|Tim Giraudier/Headwaters Photographic. Lupine on green island.|
Summertime! When clear skies and warm sun lure us to the edge of the river for a float, a swim, a picnic or maybe just a nap on a shady bank. In the old days it was not uncommon to find that the river’s edge had changed from the high waters of winter, with trees and banks shifted, gravel bars moved from one place to the next. But our rivers have been increasingly narrowed by the convenience and stability of roads and other hard surfaces. Still, there are home waters nearby where the river’s shifting compass still holds sway, and somewhere it is getting a chance to meander again.
On Saturday, June 29, the McKenzie River Trust welcomes everyone to a daylong exploration of just such a place — where the McKenzie and Willamette Rivers combine and make a big turn to the north. We’re celebrating 10 years of work at Green Island, a conservation property we hold and manage just west of Coburg. This special place is a 1,100-acre land and water restoration project in process, helped along by hundreds of volunteers, a bevy of acronym agencies and the vision of a living river.
Just what makes a river alive?

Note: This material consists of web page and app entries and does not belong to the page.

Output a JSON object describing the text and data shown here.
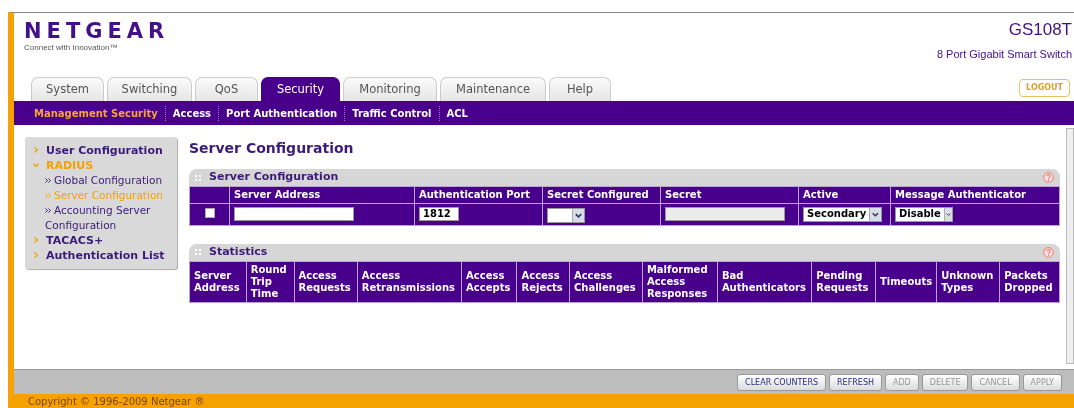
{
  "header": {
    "brand": "NETGEAR",
    "tagline": "Connect with Innovation™",
    "model": "GS108T",
    "product": "8 Port Gigabit Smart Switch",
    "logout": "LOGOUT"
  },
  "tabs": [
    {
      "label": "System",
      "selected": false
    },
    {
      "label": "Switching",
      "selected": false
    },
    {
      "label": "QoS",
      "selected": false
    },
    {
      "label": "Security",
      "selected": true
    },
    {
      "label": "Monitoring",
      "selected": false
    },
    {
      "label": "Maintenance",
      "selected": false
    },
    {
      "label": "Help",
      "selected": false
    }
  ],
  "subnav": [
    {
      "label": "Management Security",
      "selected": true
    },
    {
      "label": "Access",
      "selected": false
    },
    {
      "label": "Port Authentication",
      "selected": false
    },
    {
      "label": "Traffic Control",
      "selected": false
    },
    {
      "label": "ACL",
      "selected": false
    }
  ],
  "sidebar": {
    "items": [
      {
        "label": "User Configuration",
        "expanded": false
      },
      {
        "label": "RADIUS",
        "expanded": true,
        "children": [
          {
            "label": "Global Configuration",
            "selected": false
          },
          {
            "label": "Server Configuration",
            "selected": true
          },
          {
            "label": "Accounting Server Configuration",
            "selected": false
          }
        ]
      },
      {
        "label": "TACACS+",
        "expanded": false
      },
      {
        "label": "Authentication List",
        "expanded": false
      }
    ]
  },
  "page_title": "Server Configuration",
  "server_panel": {
    "title": "Server Configuration",
    "columns": [
      "Server Address",
      "Authentication Port",
      "Secret Configured",
      "Secret",
      "Active",
      "Message Authenticator"
    ],
    "row": {
      "checked": false,
      "authentication_port": "1812",
      "secret_disabled": true,
      "active": "Secondary",
      "message_authenticator": "Disable"
    }
  },
  "statistics_panel": {
    "title": "Statistics",
    "columns": [
      "Server Address",
      "Round Trip Time",
      "Access Requests",
      "Access Retransmissions",
      "Access Accepts",
      "Access Rejects",
      "Access Challenges",
      "Malformed Access Responses",
      "Bad Authenticators",
      "Pending Requests",
      "Timeouts",
      "Unknown Types",
      "Packets Dropped"
    ]
  },
  "buttons": [
    {
      "label": "CLEAR COUNTERS",
      "disabled": false
    },
    {
      "label": "REFRESH",
      "disabled": false
    },
    {
      "label": "ADD",
      "disabled": true
    },
    {
      "label": "DELETE",
      "disabled": true
    },
    {
      "label": "CANCEL",
      "disabled": true
    },
    {
      "label": "APPLY",
      "disabled": true
    }
  ],
  "footer": {
    "copyright": "Copyright © 1996-2009 Netgear ®"
  }
}
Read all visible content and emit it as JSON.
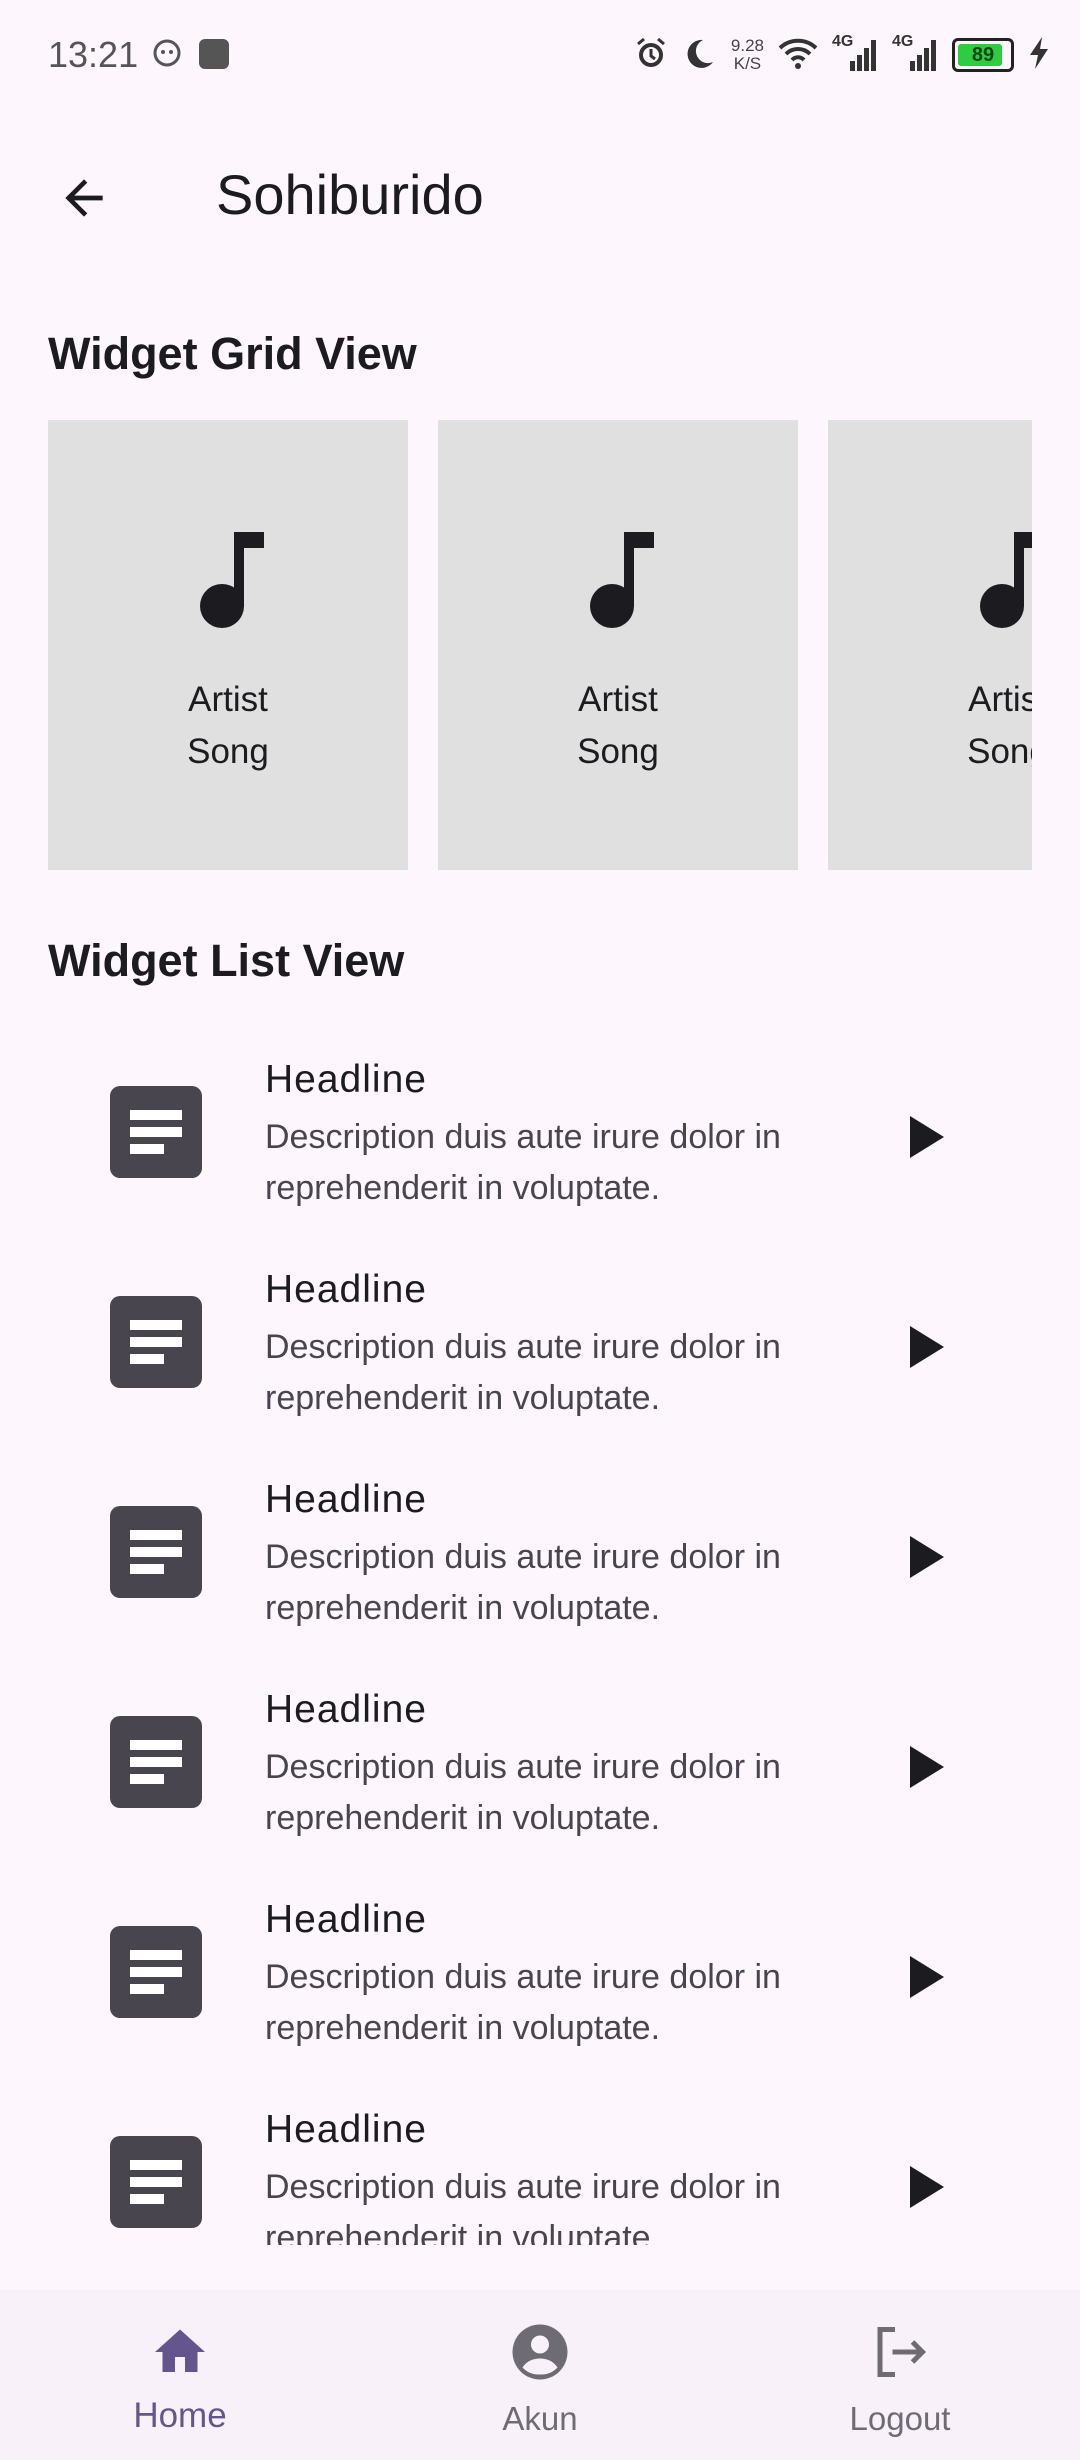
{
  "status_bar": {
    "time": "13:21",
    "net_speed_value": "9.28",
    "net_speed_unit": "K/S",
    "signal_1": "4G",
    "signal_2": "4G",
    "battery": "89"
  },
  "app_bar": {
    "title": "Sohiburido"
  },
  "grid_section": {
    "title": "Widget Grid View",
    "cards": [
      {
        "line1": "Artist",
        "line2": "Song"
      },
      {
        "line1": "Artist",
        "line2": "Song"
      },
      {
        "line1": "Artist",
        "line2": "Song"
      }
    ]
  },
  "list_section": {
    "title": "Widget List View",
    "items": [
      {
        "headline": "Headline",
        "description": "Description duis aute irure dolor in reprehenderit in voluptate."
      },
      {
        "headline": "Headline",
        "description": "Description duis aute irure dolor in reprehenderit in voluptate."
      },
      {
        "headline": "Headline",
        "description": "Description duis aute irure dolor in reprehenderit in voluptate."
      },
      {
        "headline": "Headline",
        "description": "Description duis aute irure dolor in reprehenderit in voluptate."
      },
      {
        "headline": "Headline",
        "description": "Description duis aute irure dolor in reprehenderit in voluptate."
      },
      {
        "headline": "Headline",
        "description": "Description duis aute irure dolor in reprehenderit in voluptate."
      }
    ]
  },
  "bottom_nav": {
    "items": [
      {
        "label": "Home",
        "icon": "home-icon",
        "active": true
      },
      {
        "label": "Akun",
        "icon": "account-circle-icon",
        "active": false
      },
      {
        "label": "Logout",
        "icon": "logout-icon",
        "active": false
      }
    ]
  },
  "colors": {
    "background": "#fdf7fd",
    "accent": "#65558f",
    "card": "#e0e0e0",
    "list_icon_bg": "#49454f"
  }
}
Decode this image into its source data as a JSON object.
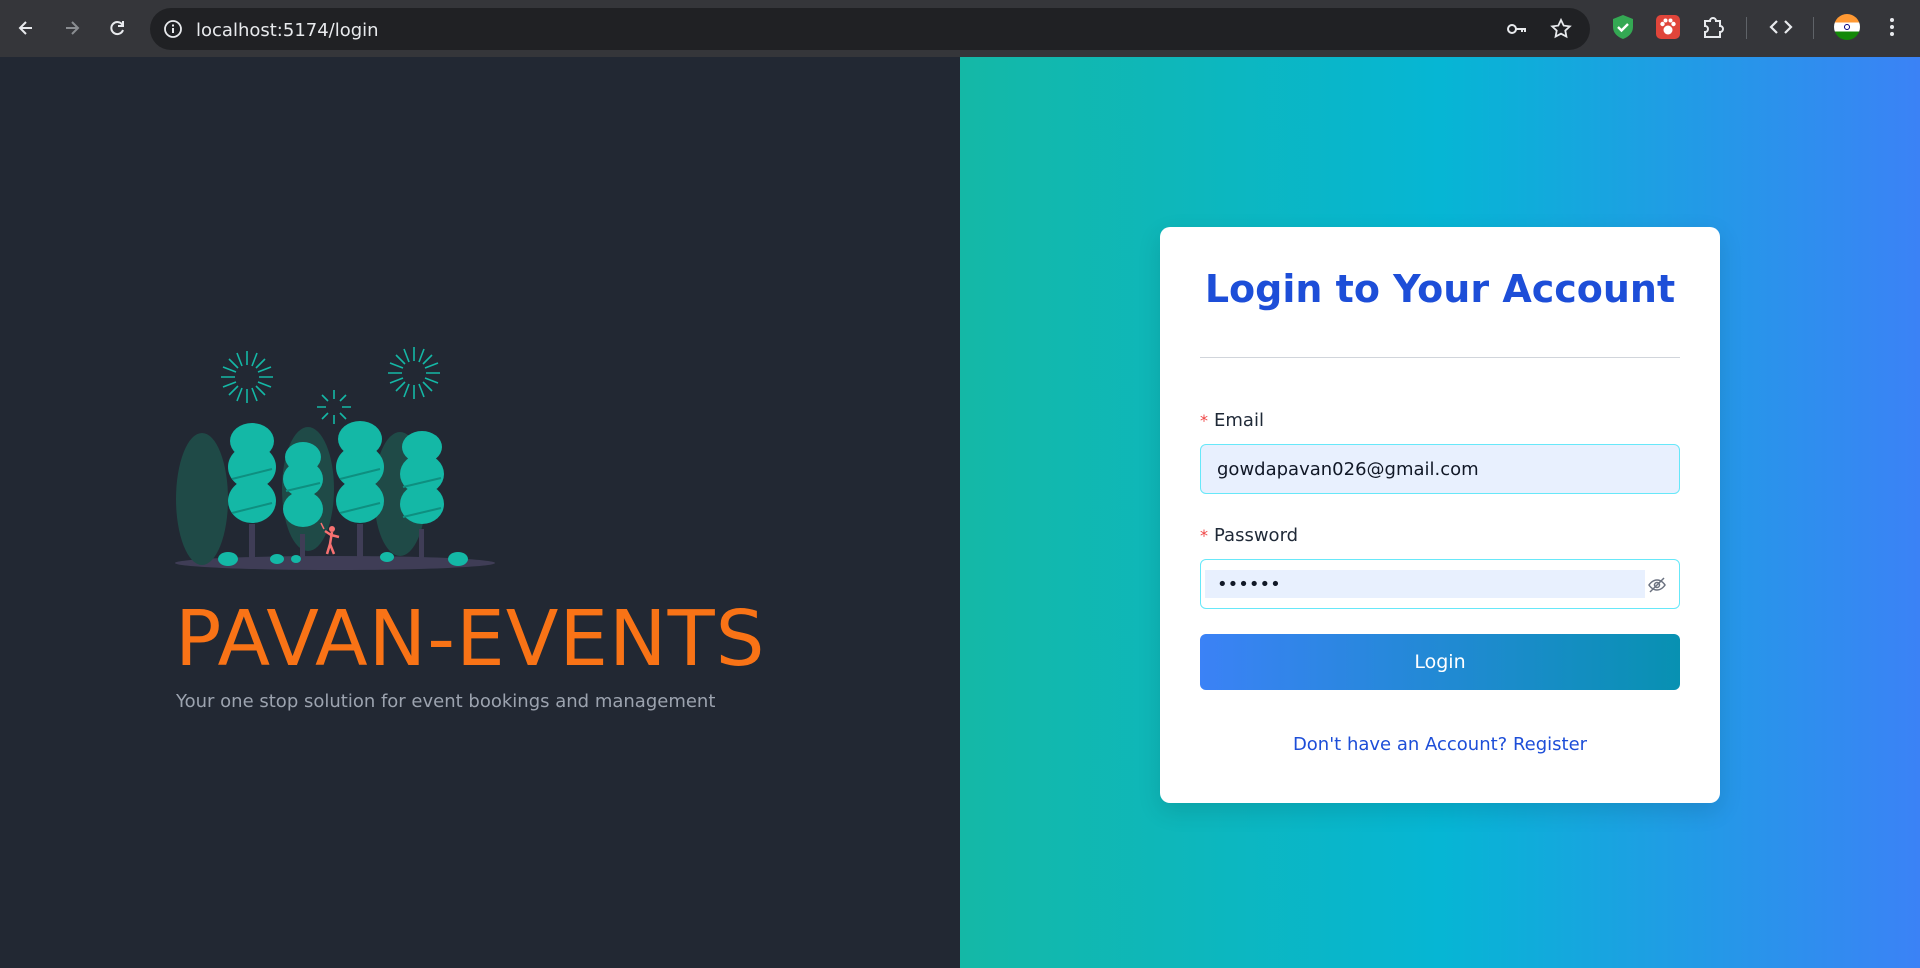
{
  "browser": {
    "url": "localhost:5174/login"
  },
  "brand": {
    "name": "PAVAN-EVENTS",
    "tagline": "Your one stop solution for event bookings and management",
    "title_color": "#f97316"
  },
  "login_form": {
    "title": "Login to Your Account",
    "email_label": "Email",
    "email_value": "gowdapavan026@gmail.com",
    "password_label": "Password",
    "password_value": "••••••",
    "required_mark": "*",
    "submit_label": "Login",
    "register_link": "Don't have an Account? Register"
  },
  "colors": {
    "accent_blue": "#1d4ed8",
    "left_panel_bg": "#222833",
    "gradient": [
      "#14b8a6",
      "#06b6d4",
      "#3b82f6"
    ]
  },
  "icons": [
    "back-arrow-icon",
    "forward-arrow-icon",
    "reload-icon",
    "site-info-icon",
    "password-key-icon",
    "bookmark-star-icon",
    "shield-extension-icon",
    "paw-extension-icon",
    "puzzle-extensions-icon",
    "devtools-code-icon",
    "profile-flag-icon",
    "menu-kebab-icon",
    "eye-slash-icon"
  ]
}
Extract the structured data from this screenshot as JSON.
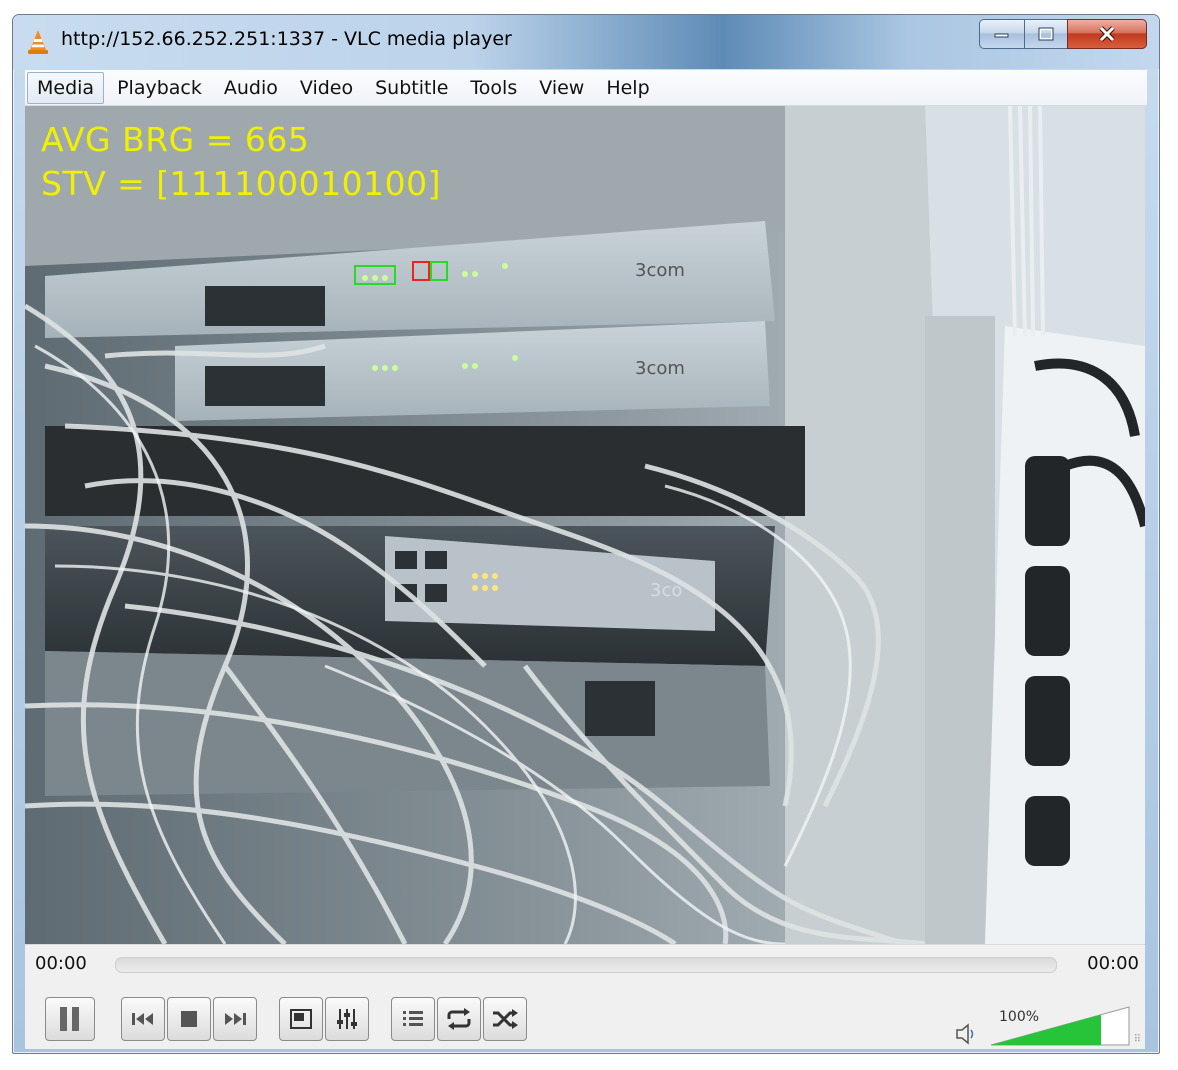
{
  "window": {
    "title": "http://152.66.252.251:1337 - VLC media player"
  },
  "menu": {
    "items": [
      "Media",
      "Playback",
      "Audio",
      "Video",
      "Subtitle",
      "Tools",
      "View",
      "Help"
    ]
  },
  "overlay": {
    "line1": "AVG BRG = 665",
    "line2": "STV = [111100010100]"
  },
  "playback": {
    "elapsed": "00:00",
    "total": "00:00",
    "position": 0
  },
  "volume": {
    "label": "100%",
    "level": 1.0
  },
  "colors": {
    "osd_text": "#f0f000",
    "volume_fill": "#27c43a",
    "close_button": "#c8452c"
  },
  "icons": {
    "pause": "pause-icon",
    "previous": "skip-previous-icon",
    "stop": "stop-icon",
    "next": "skip-next-icon",
    "fullscreen": "fullscreen-icon",
    "extended_settings": "equalizer-icon",
    "playlist": "playlist-icon",
    "loop": "loop-icon",
    "random": "shuffle-icon",
    "mute": "speaker-icon"
  }
}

It begins with the bones of water, gravity and a mountain slope; fills out its form with leaves and trees, bugs, birds and fishes; and then develops a soul as it begins to meander in gentler valleys, changing its course year to year and spreading out in search of new routes to the sea. For more than a century in the Willamette Basin now we’ve harnessed that life for the betterment of ours, converting rivers into what historian Richard White describes as an “organic machine.” But in doing so, we’ve taken some life out of the river, ultimately affecting our own health and welfare. We’ve narrowed channels and removed woody debris. We’ve dammed and diked and redirected flows. And we’ve poured the byproducts of modern America into the river, sending it downstream to neighbors doing the same.
The work of river restoration and our goal at Green Island is to revive some of that original life, to give back some frequently flooded land to the river on its own terms, and then make the space where we can all revel in the meandering paths that it takes from year to year, and how its form again flourishes in bird song and flashes of fishes and clean water and shade. And so with the generous support of our donors, we’ve made some dramatic changes to the landscape in the last decade: planting 80,000 native trees and shrubs, recontouring the banks of side channels and even removing some of the berms and levees that held back the river’s seasonal swelling across its floodplain.
This degree of river restoration is not work that can be done everywhere, given the investments we’ve made in our built environments. But where it can be done, it comes full circle and gives those investments that much greater a return. A meandering river finding its own way across the land creates habitats, tempers the impacts of flooding and cools and cleans the water it carries. How much better is the booming brewing scene here because of the clean water of the McKenzie River? How much more valuable will that same clean water be 50 years from now, when there will be twice as many people here to enjoy it? There is good reason to give as much life and leeway to the rivers as our communities will allow.
In years past we’ve taken an annual break from the digging and planting, weeding and watering, and asked writers, artists, musicians, filmmakers and philosophers to help us understand, appreciate and immerse ourselves in living rivers. For this year’s Living River Celebration, we’re letting the land and water speak for itself. You’ll encounter naturalist guides to help with translation and interpretation as we ramble across the land or gather for picnics. You’ll meet other conservation groups from the region, offering their takes on rivers, restoration and community. And you’ll even find two bands, The Blue McKenzie and The Whiskey Chasers, to provide celebratory melodies and foot stomping grassytonk rhythms respectively. So come join us to celebrate the life of the river and the river in your life. And the restorative power of nature. And the pleasure of a shade tree on a summer’s day.
The McKenzie River Trust’s Living River Celebration: Ten Years on Green Island goes from 7 am to 5 pm Saturday, June 29. For directions to the event and more information about the celebration, the Green Island Project and the McKenzie River Trust, go to mckenzieriver.org or call 345-2799. — Joe Moll